“We can’t be afraid of change. You may feel very secure in the pond that you are in, but if you never venture out of it, you will never know that there is such a thing as an ocean, a sea. Holding onto something that is good for you now, may be the very reason why you don’t have something better.”
C. JoyBell C.

Pond at the end of my block, Huffhines Park, Richardson, Texas

Seven in Seven

Where are we going? Life, the timeless, mysterious gift, is still evolving. What wonders, or terrors, does evolution hold in store for us in the next ten thousand years? In a million? In six million? Perhaps the answer lies in this old house in this old and misty valley…
—-Control Voice, The Outer Limits, The Sixth Finger

Oblique Strategy: Use Fewer Notes

I am not a fan of internet memes, challenges, viral videos, cat images, or Rick Ashtley.

However, when I was invited to do the “Seven ‘Days, Seven Black and White Photos” on Facebook, I decided to do the thing.

Because I wanted to.

Day 1

Day 2

Day 3

Day 4

Day 5

Day 6

Day 7

Racing the Wind

White Rock Lake, Dallas, Texas

“hark, now hear the sailors cry,
smell the sea, and feel the sky
let your soul & spirit fly, into the mystic…”
― Van Morrison

racing_wind

“Where lies the final harbor, whence we unmoor no more?

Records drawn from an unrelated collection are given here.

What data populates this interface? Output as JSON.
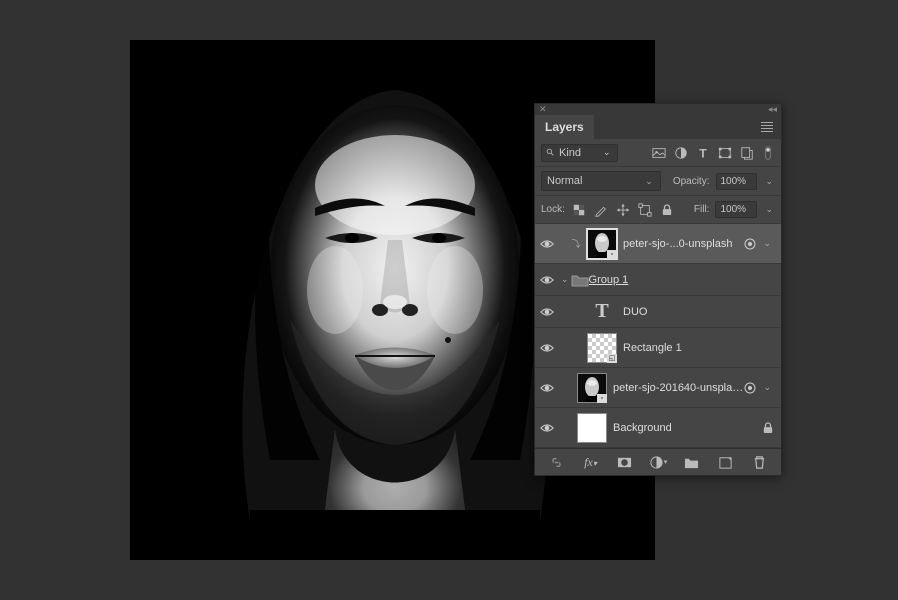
{
  "panel": {
    "tab": "Layers",
    "filter": {
      "label": "Kind"
    },
    "blend": {
      "mode": "Normal",
      "opacity_label": "Opacity:",
      "opacity_value": "100%"
    },
    "lock": {
      "label": "Lock:",
      "fill_label": "Fill:",
      "fill_value": "100%"
    },
    "layers": [
      {
        "name": "peter-sjo-...0-unsplash",
        "selected": true,
        "smart": true,
        "clipped": true
      },
      {
        "name": "Group 1",
        "group": true
      },
      {
        "name": "DUO",
        "text": true
      },
      {
        "name": "Rectangle 1",
        "shape": true
      },
      {
        "name": "peter-sjo-201640-unsplash",
        "smart": true
      },
      {
        "name": "Background",
        "locked": true,
        "bg": true
      }
    ]
  }
}
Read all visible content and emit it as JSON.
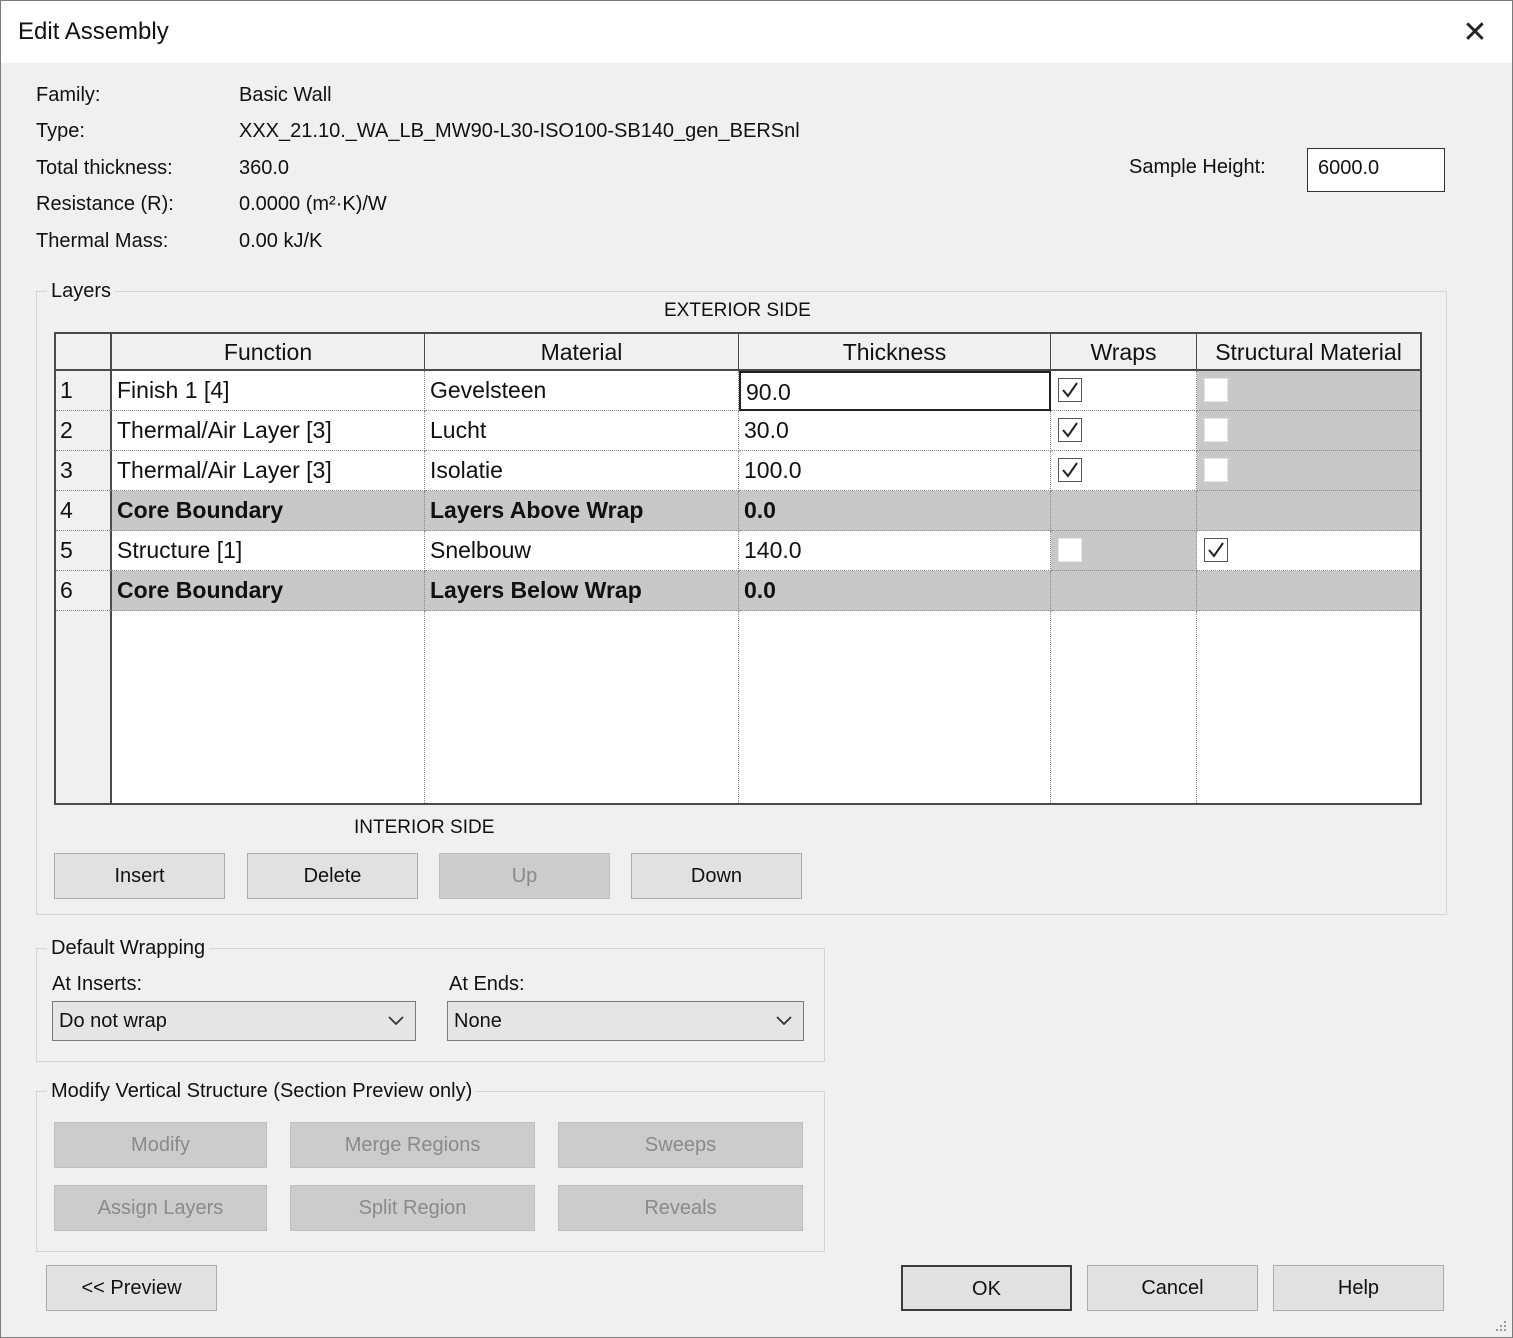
{
  "window": {
    "title": "Edit Assembly",
    "close_glyph": "✕"
  },
  "info": {
    "family_label": "Family:",
    "family_value": "Basic Wall",
    "type_label": "Type:",
    "type_value": "XXX_21.10._WA_LB_MW90-L30-ISO100-SB140_gen_BERSnl",
    "thickness_label": "Total thickness:",
    "thickness_value": "360.0",
    "resistance_label": "Resistance (R):",
    "resistance_value": "0.0000 (m²·K)/W",
    "mass_label": "Thermal Mass:",
    "mass_value": "0.00 kJ/K",
    "sample_height_label": "Sample Height:",
    "sample_height_value": "6000.0"
  },
  "layers": {
    "group_label": "Layers",
    "exterior_label": "EXTERIOR SIDE",
    "interior_label": "INTERIOR SIDE",
    "columns": [
      "Function",
      "Material",
      "Thickness",
      "Wraps",
      "Structural Material"
    ],
    "rows": [
      {
        "num": "1",
        "function": "Finish 1 [4]",
        "material": "Gevelsteen",
        "thickness": "90.0"
      },
      {
        "num": "2",
        "function": "Thermal/Air Layer [3]",
        "material": "Lucht",
        "thickness": "30.0"
      },
      {
        "num": "3",
        "function": "Thermal/Air Layer [3]",
        "material": "Isolatie",
        "thickness": "100.0"
      },
      {
        "num": "4",
        "function": "Core Boundary",
        "material": "Layers Above Wrap",
        "thickness": "0.0"
      },
      {
        "num": "5",
        "function": "Structure [1]",
        "material": "Snelbouw",
        "thickness": "140.0"
      },
      {
        "num": "6",
        "function": "Core Boundary",
        "material": "Layers Below Wrap",
        "thickness": "0.0"
      }
    ],
    "buttons": {
      "insert": "Insert",
      "delete": "Delete",
      "up": "Up",
      "down": "Down"
    }
  },
  "wrapping": {
    "group_label": "Default Wrapping",
    "inserts_label": "At Inserts:",
    "inserts_value": "Do not wrap",
    "ends_label": "At  Ends:",
    "ends_value": "None"
  },
  "vertical": {
    "group_label": "Modify Vertical Structure (Section Preview only)",
    "modify": "Modify",
    "merge": "Merge Regions",
    "sweeps": "Sweeps",
    "assign": "Assign Layers",
    "split": "Split Region",
    "reveals": "Reveals"
  },
  "footer": {
    "preview": "<< Preview",
    "ok": "OK",
    "cancel": "Cancel",
    "help": "Help"
  },
  "icons": {
    "close": "close-icon",
    "checkbox": "checkmark-icon",
    "dropdown": "chevron-down-icon",
    "grip": "resize-grip-icon"
  }
}
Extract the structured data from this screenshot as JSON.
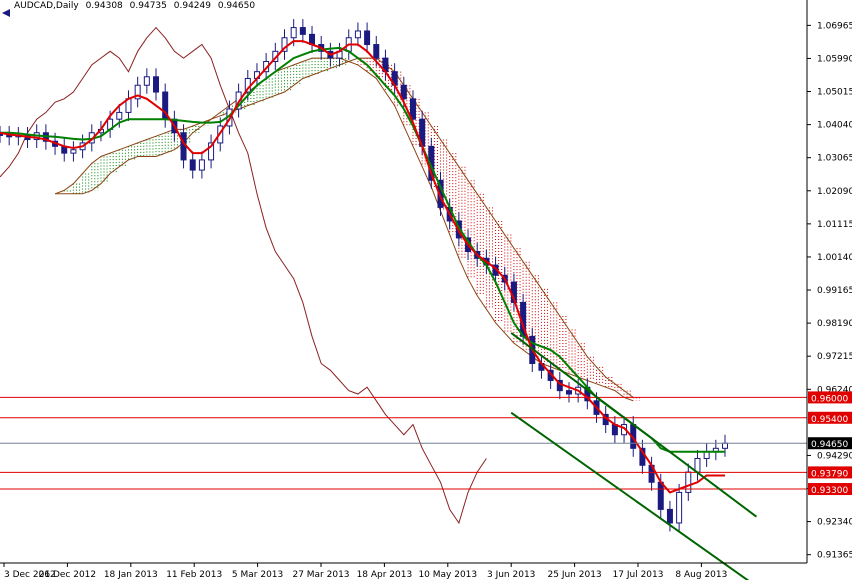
{
  "header": {
    "symbol": "AUDCAD,Daily",
    "open": "0.94308",
    "high": "0.94735",
    "low": "0.94249",
    "close": "0.94650"
  },
  "colors": {
    "background": "#ffffff",
    "candle_body": "#1a1a80",
    "tenkan": "#e00000",
    "kijun": "#008000",
    "chikou": "#8b2020",
    "kumo_bull": "#008000",
    "kumo_bear": "#d00000",
    "level_line": "#e00000",
    "price_line": "#708090",
    "channel": "#006400"
  },
  "chart_data": {
    "type": "candlestick",
    "title": "AUDCAD,Daily",
    "ylim": [
      0.9112,
      1.073
    ],
    "y_ticks": [
      "1.06965",
      "1.05990",
      "1.05015",
      "1.04040",
      "1.03065",
      "1.02090",
      "1.01115",
      "1.00140",
      "0.99165",
      "0.98190",
      "0.97215",
      "0.96240",
      "0.94290",
      "0.93315",
      "0.92340",
      "0.91365"
    ],
    "x_ticks": [
      "3 Dec 2012",
      "26 Dec 2012",
      "18 Jan 2013",
      "11 Feb 2013",
      "5 Mar 2013",
      "27 Mar 2013",
      "18 Apr 2013",
      "10 May 2013",
      "3 Jun 2013",
      "25 Jun 2013",
      "17 Jul 2013",
      "8 Aug 2013"
    ],
    "horizontal_levels": [
      {
        "label": "0.96000",
        "value": 0.96
      },
      {
        "label": "0.95400",
        "value": 0.954
      },
      {
        "label": "0.93790",
        "value": 0.9379
      },
      {
        "label": "0.93300",
        "value": 0.933
      }
    ],
    "current_price": {
      "label": "0.94650",
      "value": 0.9465
    },
    "channel_lines": [
      {
        "from": [
          "3 Jun 2013",
          0.979
        ],
        "to": [
          "8 Aug 2013",
          0.937
        ]
      },
      {
        "from": [
          "3 Jun 2013",
          0.9555
        ],
        "to": [
          "8 Aug 2013",
          0.9158
        ]
      }
    ],
    "series": [
      {
        "name": "close",
        "values": [
          1.0375,
          1.0368,
          1.0372,
          1.036,
          1.038,
          1.0355,
          1.034,
          1.032,
          1.033,
          1.035,
          1.038,
          1.039,
          1.042,
          1.044,
          1.048,
          1.052,
          1.0545,
          1.05,
          1.042,
          1.038,
          1.03,
          1.027,
          1.03,
          1.035,
          1.04,
          1.045,
          1.05,
          1.054,
          1.056,
          1.059,
          1.062,
          1.066,
          1.069,
          1.067,
          1.064,
          1.062,
          1.06,
          1.062,
          1.066,
          1.068,
          1.064,
          1.06,
          1.056,
          1.052,
          1.048,
          1.042,
          1.034,
          1.024,
          1.016,
          1.012,
          1.007,
          1.003,
          1.001,
          0.999,
          0.996,
          0.994,
          0.988,
          0.978,
          0.97,
          0.968,
          0.965,
          0.962,
          0.961,
          0.963,
          0.959,
          0.955,
          0.952,
          0.949,
          0.952,
          0.945,
          0.94,
          0.935,
          0.927,
          0.923,
          0.932,
          0.938,
          0.942,
          0.944,
          0.945,
          0.9465
        ]
      },
      {
        "name": "tenkan",
        "values": [
          1.038,
          1.0375,
          1.0372,
          1.0368,
          1.0365,
          1.036,
          1.035,
          1.034,
          1.0335,
          1.034,
          1.036,
          1.039,
          1.043,
          1.046,
          1.048,
          1.049,
          1.048,
          1.046,
          1.044,
          1.04,
          1.035,
          1.032,
          1.032,
          1.034,
          1.038,
          1.042,
          1.047,
          1.051,
          1.054,
          1.057,
          1.06,
          1.063,
          1.065,
          1.065,
          1.064,
          1.063,
          1.061,
          1.062,
          1.064,
          1.064,
          1.062,
          1.059,
          1.056,
          1.052,
          1.047,
          1.041,
          1.034,
          1.026,
          1.019,
          1.014,
          1.009,
          1.005,
          1.002,
          1.0,
          0.998,
          0.995,
          0.989,
          0.981,
          0.974,
          0.97,
          0.967,
          0.964,
          0.963,
          0.962,
          0.96,
          0.957,
          0.954,
          0.952,
          0.951,
          0.948,
          0.944,
          0.94,
          0.935,
          0.932,
          0.933,
          0.934,
          0.935,
          0.937,
          0.937,
          0.937
        ]
      },
      {
        "name": "kijun",
        "values": [
          1.038,
          1.038,
          1.0378,
          1.0375,
          1.0372,
          1.037,
          1.0368,
          1.0365,
          1.0362,
          1.036,
          1.0362,
          1.037,
          1.039,
          1.041,
          1.042,
          1.042,
          1.042,
          1.042,
          1.042,
          1.0418,
          1.0415,
          1.0412,
          1.041,
          1.041,
          1.0412,
          1.043,
          1.046,
          1.049,
          1.052,
          1.054,
          1.056,
          1.058,
          1.06,
          1.061,
          1.062,
          1.0625,
          1.0628,
          1.063,
          1.062,
          1.06,
          1.058,
          1.055,
          1.052,
          1.049,
          1.045,
          1.04,
          1.034,
          1.028,
          1.022,
          1.016,
          1.01,
          1.006,
          1.002,
          0.999,
          0.994,
          0.988,
          0.982,
          0.978,
          0.976,
          0.975,
          0.974,
          0.972,
          0.969,
          0.966,
          0.963,
          0.96,
          0.958,
          0.956,
          0.954,
          0.952,
          0.95,
          0.948,
          0.945,
          0.944,
          0.944,
          0.944,
          0.944,
          0.944,
          0.944,
          0.944
        ]
      },
      {
        "name": "chikou",
        "values": [
          1.025,
          1.028,
          1.032,
          1.038,
          1.042,
          1.044,
          1.047,
          1.048,
          1.05,
          1.054,
          1.058,
          1.06,
          1.062,
          1.06,
          1.056,
          1.062,
          1.066,
          1.069,
          1.066,
          1.062,
          1.06,
          1.062,
          1.064,
          1.06,
          1.052,
          1.045,
          1.038,
          1.032,
          1.02,
          1.01,
          1.003,
          0.999,
          0.995,
          0.988,
          0.978,
          0.97,
          0.968,
          0.965,
          0.962,
          0.961,
          0.963,
          0.959,
          0.955,
          0.952,
          0.949,
          0.952,
          0.945,
          0.94,
          0.935,
          0.927,
          0.923,
          0.932,
          0.938,
          0.942
        ]
      },
      {
        "name": "kumo_span_a",
        "values": [
          1.02,
          1.021,
          1.023,
          1.026,
          1.029,
          1.031,
          1.032,
          1.033,
          1.034,
          1.035,
          1.036,
          1.037,
          1.038,
          1.039,
          1.039,
          1.04,
          1.041,
          1.042,
          1.044,
          1.046,
          1.048,
          1.05,
          1.052,
          1.054,
          1.056,
          1.057,
          1.058,
          1.059,
          1.06,
          1.06,
          1.06,
          1.06,
          1.059,
          1.058,
          1.056,
          1.054,
          1.05,
          1.046,
          1.04,
          1.034,
          1.028,
          1.022,
          1.015,
          1.008,
          1.001,
          0.995,
          0.99,
          0.986,
          0.982,
          0.979,
          0.976,
          0.974,
          0.972,
          0.97,
          0.969,
          0.968,
          0.967,
          0.966,
          0.965,
          0.964,
          0.963,
          0.962,
          0.96,
          0.959
        ]
      },
      {
        "name": "kumo_span_b",
        "values": [
          1.02,
          1.02,
          1.02,
          1.02,
          1.021,
          1.023,
          1.026,
          1.028,
          1.03,
          1.031,
          1.031,
          1.031,
          1.032,
          1.033,
          1.035,
          1.038,
          1.04,
          1.042,
          1.043,
          1.044,
          1.045,
          1.046,
          1.047,
          1.048,
          1.049,
          1.05,
          1.052,
          1.054,
          1.055,
          1.056,
          1.057,
          1.058,
          1.059,
          1.06,
          1.06,
          1.06,
          1.058,
          1.056,
          1.052,
          1.048,
          1.044,
          1.04,
          1.036,
          1.032,
          1.028,
          1.024,
          1.02,
          1.016,
          1.012,
          1.008,
          1.004,
          1.0,
          0.996,
          0.992,
          0.988,
          0.984,
          0.98,
          0.976,
          0.972,
          0.969,
          0.966,
          0.964,
          0.962,
          0.96
        ]
      }
    ],
    "grid": false,
    "legend": "none"
  }
}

In what rapt ether sails the world, of which the weariest will never weary? Where is the foundling’s father hidden? Our souls are like those orphans whose unwedded mothers die in bearing them: the secret of our paternity lies in their grave, and we must there to learn it.”
― Herman Melville, Moby Dick